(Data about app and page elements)
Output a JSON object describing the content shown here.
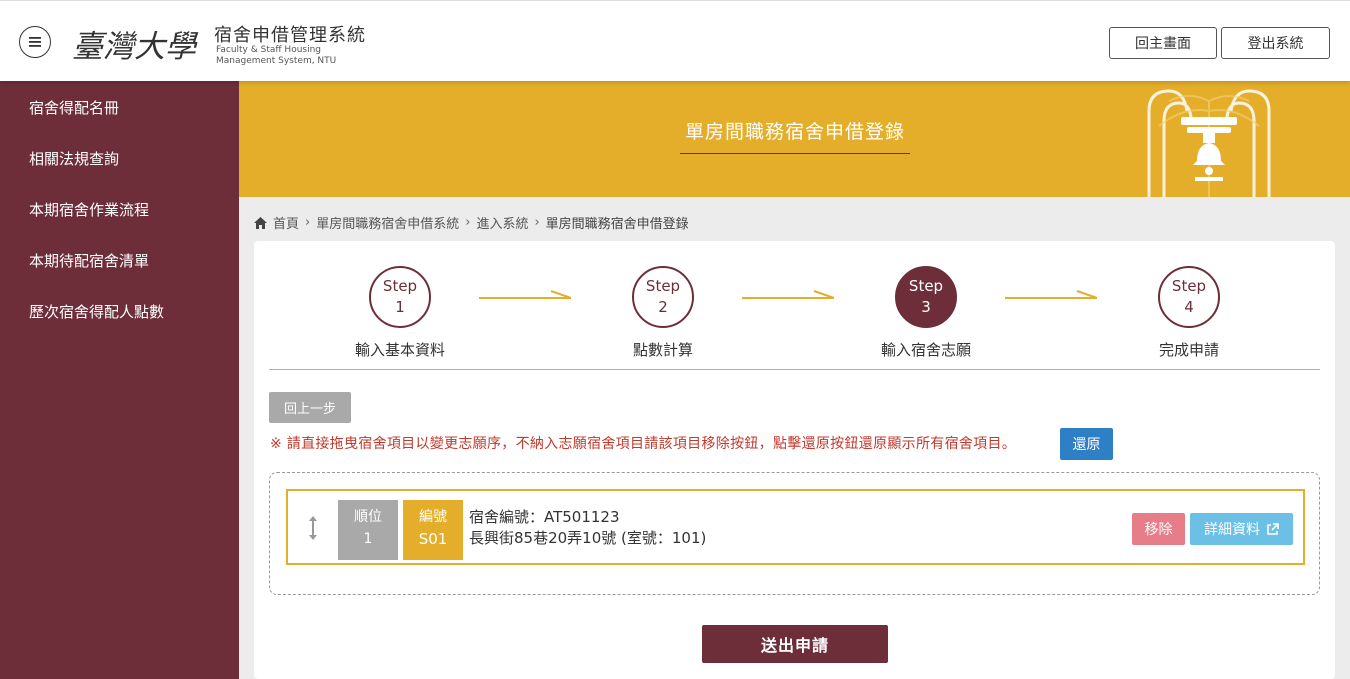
{
  "header": {
    "logo_text": "臺灣大學",
    "system_title": "宿舍申借管理系統",
    "system_subtitle_line1": "Faculty & Staff Housing",
    "system_subtitle_line2": "Management System, NTU",
    "home_button": "回主畫面",
    "logout_button": "登出系統"
  },
  "sidebar": {
    "items": [
      {
        "label": "宿舍得配名冊"
      },
      {
        "label": "相關法規查詢"
      },
      {
        "label": "本期宿舍作業流程"
      },
      {
        "label": "本期待配宿舍清單"
      },
      {
        "label": "歷次宿舍得配人點數"
      }
    ]
  },
  "banner": {
    "title": "單房間職務宿舍申借登錄"
  },
  "breadcrumb": {
    "items": [
      "首頁",
      "單房間職務宿舍申借系統",
      "進入系統",
      "單房間職務宿舍申借登錄"
    ]
  },
  "steps": [
    {
      "word": "Step",
      "num": "1",
      "label": "輸入基本資料",
      "active": false
    },
    {
      "word": "Step",
      "num": "2",
      "label": "點數計算",
      "active": false
    },
    {
      "word": "Step",
      "num": "3",
      "label": "輸入宿舍志願",
      "active": true
    },
    {
      "word": "Step",
      "num": "4",
      "label": "完成申請",
      "active": false
    }
  ],
  "actions": {
    "back_button": "回上一步",
    "notice": "※ 請直接拖曳宿舍項目以變更志願序，不納入志願宿舍項目請該項目移除按鈕，點擊還原按鈕還原顯示所有宿舍項目。",
    "reset_button": "還原",
    "submit_button": "送出申請"
  },
  "dorm_item": {
    "rank_label": "順位",
    "rank_value": "1",
    "code_label": "編號",
    "code_value": "S01",
    "dorm_id_line": "宿舍編號：AT501123",
    "address_line": "長興街85巷20弄10號 (室號：101)",
    "remove_button": "移除",
    "detail_button": "詳細資料"
  },
  "colors": {
    "maroon": "#6e2e39",
    "gold": "#e4ae2a",
    "blue": "#2f7fc7",
    "pink": "#e87d8a",
    "light_blue": "#6cc0e5",
    "gray": "#a9a9a9"
  },
  "icons": {
    "menu": "hamburger-menu-icon",
    "home": "home-icon",
    "drag": "drag-handle-icon",
    "external": "external-link-icon"
  }
}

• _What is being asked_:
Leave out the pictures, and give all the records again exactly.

• _Task result_:
Output a JSON object describing the content shown here.
{
  "header": {
    "logo_text": "臺灣大學",
    "system_title": "宿舍申借管理系統",
    "system_subtitle_line1": "Faculty & Staff Housing",
    "system_subtitle_line2": "Management System, NTU",
    "home_button": "回主畫面",
    "logout_button": "登出系統"
  },
  "sidebar": {
    "items": [
      {
        "label": "宿舍得配名冊"
      },
      {
        "label": "相關法規查詢"
      },
      {
        "label": "本期宿舍作業流程"
      },
      {
        "label": "本期待配宿舍清單"
      },
      {
        "label": "歷次宿舍得配人點數"
      }
    ]
  },
  "banner": {
    "title": "單房間職務宿舍申借登錄"
  },
  "breadcrumb": {
    "items": [
      "首頁",
      "單房間職務宿舍申借系統",
      "進入系統",
      "單房間職務宿舍申借登錄"
    ]
  },
  "steps": [
    {
      "word": "Step",
      "num": "1",
      "label": "輸入基本資料",
      "active": false
    },
    {
      "word": "Step",
      "num": "2",
      "label": "點數計算",
      "active": false
    },
    {
      "word": "Step",
      "num": "3",
      "label": "輸入宿舍志願",
      "active": true
    },
    {
      "word": "Step",
      "num": "4",
      "label": "完成申請",
      "active": false
    }
  ],
  "actions": {
    "back_button": "回上一步",
    "notice": "※ 請直接拖曳宿舍項目以變更志願序，不納入志願宿舍項目請該項目移除按鈕，點擊還原按鈕還原顯示所有宿舍項目。",
    "reset_button": "還原",
    "submit_button": "送出申請"
  },
  "dorm_item": {
    "rank_label": "順位",
    "rank_value": "1",
    "code_label": "編號",
    "code_value": "S01",
    "dorm_id_line": "宿舍編號：AT501123",
    "address_line": "長興街85巷20弄10號 (室號：101)",
    "remove_button": "移除",
    "detail_button": "詳細資料"
  },
  "colors": {
    "maroon": "#6e2e39",
    "gold": "#e4ae2a",
    "blue": "#2f7fc7",
    "pink": "#e87d8a",
    "light_blue": "#6cc0e5",
    "gray": "#a9a9a9"
  },
  "icons": {
    "menu": "hamburger-menu-icon",
    "home": "home-icon",
    "drag": "drag-handle-icon",
    "external": "external-link-icon"
  }
}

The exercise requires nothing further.